Make an exact copy of all the entries below, with the pictures left out.

● **Dataset records**
-------------------------

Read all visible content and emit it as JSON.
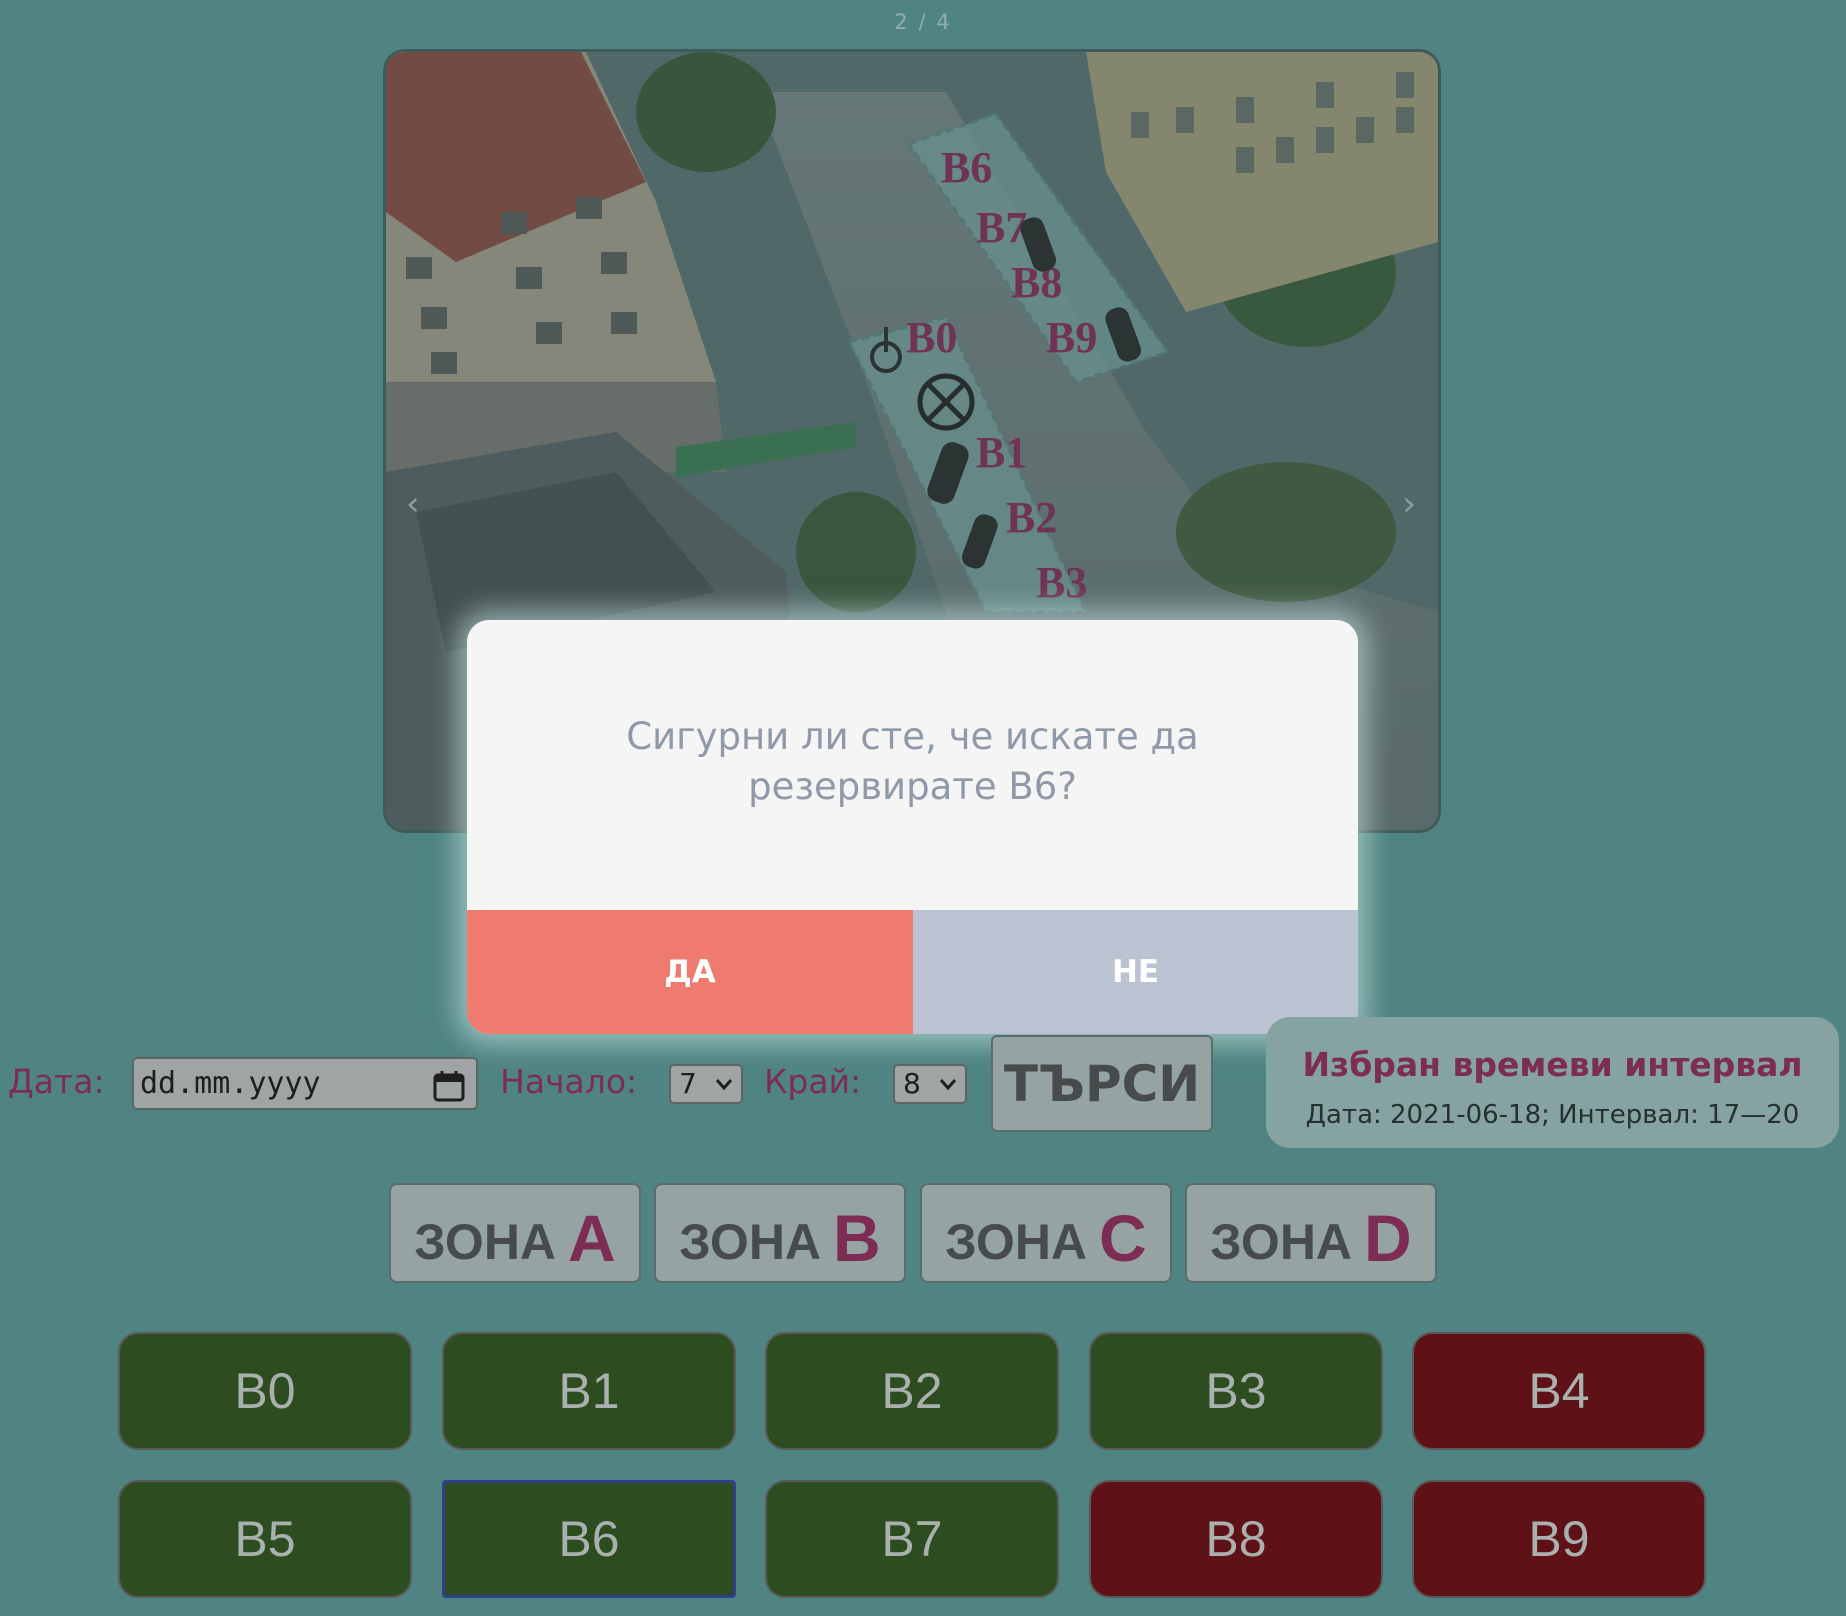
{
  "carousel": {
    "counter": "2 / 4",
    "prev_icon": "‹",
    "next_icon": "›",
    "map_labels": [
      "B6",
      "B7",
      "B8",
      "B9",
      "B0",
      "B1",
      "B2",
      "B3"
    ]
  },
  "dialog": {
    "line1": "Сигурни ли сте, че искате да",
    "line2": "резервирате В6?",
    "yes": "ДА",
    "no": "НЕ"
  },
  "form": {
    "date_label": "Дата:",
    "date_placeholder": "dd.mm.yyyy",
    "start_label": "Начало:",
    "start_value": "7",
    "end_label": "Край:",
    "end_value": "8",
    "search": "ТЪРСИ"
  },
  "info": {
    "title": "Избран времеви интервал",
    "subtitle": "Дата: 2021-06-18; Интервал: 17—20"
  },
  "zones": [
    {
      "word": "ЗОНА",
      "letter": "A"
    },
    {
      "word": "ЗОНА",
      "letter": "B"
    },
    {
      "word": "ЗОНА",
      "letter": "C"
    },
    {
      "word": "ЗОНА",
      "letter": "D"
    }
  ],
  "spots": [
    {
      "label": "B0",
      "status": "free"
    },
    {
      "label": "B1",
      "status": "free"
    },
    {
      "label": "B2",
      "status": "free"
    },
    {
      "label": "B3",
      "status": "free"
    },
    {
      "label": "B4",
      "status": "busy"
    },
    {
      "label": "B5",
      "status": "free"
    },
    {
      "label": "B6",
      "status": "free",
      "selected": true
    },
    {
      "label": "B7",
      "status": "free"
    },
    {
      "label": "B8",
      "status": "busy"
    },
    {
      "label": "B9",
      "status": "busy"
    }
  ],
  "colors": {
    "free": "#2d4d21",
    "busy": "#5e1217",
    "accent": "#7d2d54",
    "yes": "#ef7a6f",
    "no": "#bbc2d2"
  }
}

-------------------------

● **Exercise output**
Read all visible content and emit it as JSON.
{
  "carousel": {
    "counter": "2 / 4",
    "prev_icon": "‹",
    "next_icon": "›",
    "map_labels": [
      "B6",
      "B7",
      "B8",
      "B9",
      "B0",
      "B1",
      "B2",
      "B3"
    ]
  },
  "dialog": {
    "line1": "Сигурни ли сте, че искате да",
    "line2": "резервирате В6?",
    "yes": "ДА",
    "no": "НЕ"
  },
  "form": {
    "date_label": "Дата:",
    "date_placeholder": "dd.mm.yyyy",
    "start_label": "Начало:",
    "start_value": "7",
    "end_label": "Край:",
    "end_value": "8",
    "search": "ТЪРСИ"
  },
  "info": {
    "title": "Избран времеви интервал",
    "subtitle": "Дата: 2021-06-18; Интервал: 17—20"
  },
  "zones": [
    {
      "word": "ЗОНА",
      "letter": "A"
    },
    {
      "word": "ЗОНА",
      "letter": "B"
    },
    {
      "word": "ЗОНА",
      "letter": "C"
    },
    {
      "word": "ЗОНА",
      "letter": "D"
    }
  ],
  "spots": [
    {
      "label": "B0",
      "status": "free"
    },
    {
      "label": "B1",
      "status": "free"
    },
    {
      "label": "B2",
      "status": "free"
    },
    {
      "label": "B3",
      "status": "free"
    },
    {
      "label": "B4",
      "status": "busy"
    },
    {
      "label": "B5",
      "status": "free"
    },
    {
      "label": "B6",
      "status": "free",
      "selected": true
    },
    {
      "label": "B7",
      "status": "free"
    },
    {
      "label": "B8",
      "status": "busy"
    },
    {
      "label": "B9",
      "status": "busy"
    }
  ],
  "colors": {
    "free": "#2d4d21",
    "busy": "#5e1217",
    "accent": "#7d2d54",
    "yes": "#ef7a6f",
    "no": "#bbc2d2"
  }
}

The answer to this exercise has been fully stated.